Stomach pains and nausea frequently occur with common ailments that usually pose no serious health threat, such as indigestion, overeating or a mild case of the so-called stomach flu. When dizziness accompanies these symptoms, however, it tends to point to more concerning health condition. In the setting of stomach pain and nausea, dizziness often signals a drop in blood pressure due to dehydration or, less frequently, blood loss. Therefore, this triad of symptoms requires medical evaluation to determine the cause optimal treatment.
Infectious Foodborne Illness

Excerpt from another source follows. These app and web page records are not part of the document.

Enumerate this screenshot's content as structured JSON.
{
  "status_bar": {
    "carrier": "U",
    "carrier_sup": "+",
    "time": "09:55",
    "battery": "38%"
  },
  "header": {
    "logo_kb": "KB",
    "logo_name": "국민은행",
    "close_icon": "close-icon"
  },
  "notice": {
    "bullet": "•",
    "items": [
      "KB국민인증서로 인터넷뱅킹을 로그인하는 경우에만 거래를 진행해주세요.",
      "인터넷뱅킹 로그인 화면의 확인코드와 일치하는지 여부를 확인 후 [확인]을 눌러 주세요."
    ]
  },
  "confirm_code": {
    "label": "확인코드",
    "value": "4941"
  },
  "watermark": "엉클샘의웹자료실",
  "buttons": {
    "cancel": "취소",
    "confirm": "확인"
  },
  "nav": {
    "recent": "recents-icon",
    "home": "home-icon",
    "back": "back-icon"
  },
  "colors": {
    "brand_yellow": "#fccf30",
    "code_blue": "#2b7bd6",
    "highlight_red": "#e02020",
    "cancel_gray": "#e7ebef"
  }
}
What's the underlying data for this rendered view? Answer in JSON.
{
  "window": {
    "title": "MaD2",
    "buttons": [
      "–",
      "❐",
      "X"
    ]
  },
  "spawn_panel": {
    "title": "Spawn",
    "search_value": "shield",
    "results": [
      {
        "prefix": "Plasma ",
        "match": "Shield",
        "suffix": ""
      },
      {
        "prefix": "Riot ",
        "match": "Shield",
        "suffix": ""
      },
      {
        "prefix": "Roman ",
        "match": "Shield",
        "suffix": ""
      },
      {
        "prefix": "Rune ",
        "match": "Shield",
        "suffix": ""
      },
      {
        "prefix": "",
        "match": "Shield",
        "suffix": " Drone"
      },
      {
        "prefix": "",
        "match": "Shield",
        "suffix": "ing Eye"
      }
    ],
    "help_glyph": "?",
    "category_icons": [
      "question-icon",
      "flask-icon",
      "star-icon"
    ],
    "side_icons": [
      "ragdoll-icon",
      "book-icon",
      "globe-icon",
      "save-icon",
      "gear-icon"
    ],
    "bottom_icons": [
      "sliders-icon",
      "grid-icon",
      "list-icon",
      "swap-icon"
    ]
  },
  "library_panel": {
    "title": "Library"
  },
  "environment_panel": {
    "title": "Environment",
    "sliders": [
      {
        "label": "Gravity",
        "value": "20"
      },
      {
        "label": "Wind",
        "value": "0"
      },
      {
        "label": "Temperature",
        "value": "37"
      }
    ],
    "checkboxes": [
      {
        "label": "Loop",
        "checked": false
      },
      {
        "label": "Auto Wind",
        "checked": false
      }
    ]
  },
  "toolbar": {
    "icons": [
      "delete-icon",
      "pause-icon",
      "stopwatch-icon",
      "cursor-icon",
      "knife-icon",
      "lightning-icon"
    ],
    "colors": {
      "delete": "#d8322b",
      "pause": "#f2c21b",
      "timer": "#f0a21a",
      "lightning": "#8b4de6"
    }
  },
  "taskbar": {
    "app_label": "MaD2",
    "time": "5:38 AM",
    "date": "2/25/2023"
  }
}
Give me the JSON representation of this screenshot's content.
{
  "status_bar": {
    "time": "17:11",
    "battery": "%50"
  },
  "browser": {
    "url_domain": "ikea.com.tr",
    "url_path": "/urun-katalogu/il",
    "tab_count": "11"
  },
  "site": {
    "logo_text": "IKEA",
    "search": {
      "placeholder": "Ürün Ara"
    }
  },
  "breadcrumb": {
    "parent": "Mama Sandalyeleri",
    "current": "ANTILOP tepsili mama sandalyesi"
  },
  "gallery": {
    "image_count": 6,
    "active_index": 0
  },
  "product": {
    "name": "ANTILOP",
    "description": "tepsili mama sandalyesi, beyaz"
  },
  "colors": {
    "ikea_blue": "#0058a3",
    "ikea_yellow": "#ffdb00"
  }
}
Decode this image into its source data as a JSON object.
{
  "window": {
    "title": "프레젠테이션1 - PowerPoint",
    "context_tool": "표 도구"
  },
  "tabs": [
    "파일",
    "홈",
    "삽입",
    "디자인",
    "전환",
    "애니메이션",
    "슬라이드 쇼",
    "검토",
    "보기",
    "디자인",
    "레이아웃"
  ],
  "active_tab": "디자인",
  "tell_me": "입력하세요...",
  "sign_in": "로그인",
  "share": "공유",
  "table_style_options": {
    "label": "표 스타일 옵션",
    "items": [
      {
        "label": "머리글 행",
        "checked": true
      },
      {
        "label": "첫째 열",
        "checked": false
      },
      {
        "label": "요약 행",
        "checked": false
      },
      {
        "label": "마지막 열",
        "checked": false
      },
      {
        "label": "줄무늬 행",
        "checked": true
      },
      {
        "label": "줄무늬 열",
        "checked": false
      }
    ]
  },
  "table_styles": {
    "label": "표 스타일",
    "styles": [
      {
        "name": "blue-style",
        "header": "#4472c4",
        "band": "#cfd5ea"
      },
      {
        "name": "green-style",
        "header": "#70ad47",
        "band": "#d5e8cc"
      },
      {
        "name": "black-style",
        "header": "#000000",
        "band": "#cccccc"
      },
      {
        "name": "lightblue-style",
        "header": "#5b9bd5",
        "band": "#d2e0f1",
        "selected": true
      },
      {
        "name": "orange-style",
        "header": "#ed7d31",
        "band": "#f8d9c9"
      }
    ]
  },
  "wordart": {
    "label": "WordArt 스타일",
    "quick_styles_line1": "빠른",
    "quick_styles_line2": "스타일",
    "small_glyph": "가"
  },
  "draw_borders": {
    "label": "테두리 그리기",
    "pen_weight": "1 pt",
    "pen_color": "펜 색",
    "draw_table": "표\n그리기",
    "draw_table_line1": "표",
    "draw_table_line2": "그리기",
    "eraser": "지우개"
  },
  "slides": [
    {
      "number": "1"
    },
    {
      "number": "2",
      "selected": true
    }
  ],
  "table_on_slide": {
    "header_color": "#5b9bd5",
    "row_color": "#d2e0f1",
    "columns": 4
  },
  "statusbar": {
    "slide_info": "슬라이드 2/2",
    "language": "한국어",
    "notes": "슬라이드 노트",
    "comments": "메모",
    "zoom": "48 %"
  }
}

Typical symptoms of infectious foodborne illnesses include nausea with or without vomiting, stomach pains, diarrhea, excess gas and possibly fever. Common foodborne illnesses -- such as staph food poisoning or norovirus infection -- usually do not last long enough to cause significant dehydration and associated dizziness in otherwise healthy adults. Seniors and young children, however, are more susceptible to this complication. More severe or persistent foodborne illnesses frequently lead to dehydration and dizziness, such as those caused by Shiga toxin-producing E. coli, Campylobacter jejuni or Cryptosporidium, among others.
Clostridium difficile Colitis
Clostridium difficile, or C. diff, colitis is an infectious condition caused by overgrowth of this bacterial species in the colon -- most commonly after a course of antibiotics. Seniors and those with a recent hospital stay or residing in a long-term healthcare facility are most susceptible to this condition. C. diff bacteria produce toxins that inflame and damage the cells lining the colon. Typical symptoms of C. diff colitis include fever, abdominal pain or cramps, loss of appetite, nausea and several episodes of watery diarrhea daily. The diarrhea often leads to dehydration and dizziness, particularly among people with moderate to severe disease.
Bleeding or Perforated Ulcer
Ulcers in the stomach or first part of the small intestine, the duodenum, most frequently develop due to infection with Helicobacter pylori bacteria or frequent use of nonsteroidal anti-inflammatory drugs, including aspirin, celecoxib (Celebrex), ibuprofen (Advil, Motrin) or naproxen (Aleve). Burning or gnawing pain in the upper, central stomach area frequently occurs with an ulcer, often accompanied by nausea, bloating and possibly reduced appetite. Bleeding is the most frequent complication of stomach and duodenal ulcers. With mild ongoing bleeding, anemia and dizziness can develop. With more severe bleeding, rapid blood loss can provoke sudden dizziness and possibly fainting.
A perforated ulcer refers to one that has eroded completely through the wall of the stomach or duodenum. This complication typically provokes severe abdominal pain, nausea, vomiting and often a profound drop in blood pressure with associated dizziness.
With acute pancreatitis, the pancreas develops sudden severe inflammation. It most frequently occurs due to gallstone blockage of the duct that carries pancreatic digestive enzymes to the small intestine or excessive alcohol use. Symptoms include excruciating upper abdominal pain that frequently radiates to the back, abdominal tenderness, nausea, vomiting, fever and often dizziness due to a drop in blood pressure.
A number of other conditions might cause stomach pains, nausea and dizziness along with other symptoms. With several of these, one or more of the symptom triad being discussed is either uncommon or typically overshadowed by more prominent symptoms. Examples of possible other causes include:
- Gallbladder attack (acute cholecystitis)
- Heart attack
- Diabetic ketoacidosis
- Inflammation of the sac surrounding the heart (pericarditis)
- Pregnancy outside the uterus (ectopic pregnancy)
- Twisted ovary (ovarian torsion)
Warnings and Precautions
Contact your doctor to determine next steps if you experience stomach pains, nausea and dizziness, especially if you have diabetes or another preexisting medical condition. Seek immediate medical care if you experience any accompanying warning signs or symptoms, including:
- Severe or worsening abdominal pain
- Chest pain, pressure or discomfort
- Vomiting blood or material that resembles coffee grounds
- Passing bloody or maroon stool
- Fever, chills or clammy skin
- Rapid heart and/or breathing rate
- Confusion, irritability, moodiness or personality changes
Is This an Emergency?
- MMWR: Diagnosis and Management of Foodborne Illnesses, A Primer for Physicians and Other Health Care Professionals
- Annals of Gastroenterology: Clostridium difficile infection: A Review of Current and Emerging Therapies
- American Family Physician: Evaluation of Nausea and Vomiting
- American Family Physician: Evaluation of Acute Abdominal Pain in Adults
- Merck Manual Professional Version: Peptic Ulcer Disease
- Merck Manual Professional Version: Acute Pancreatitis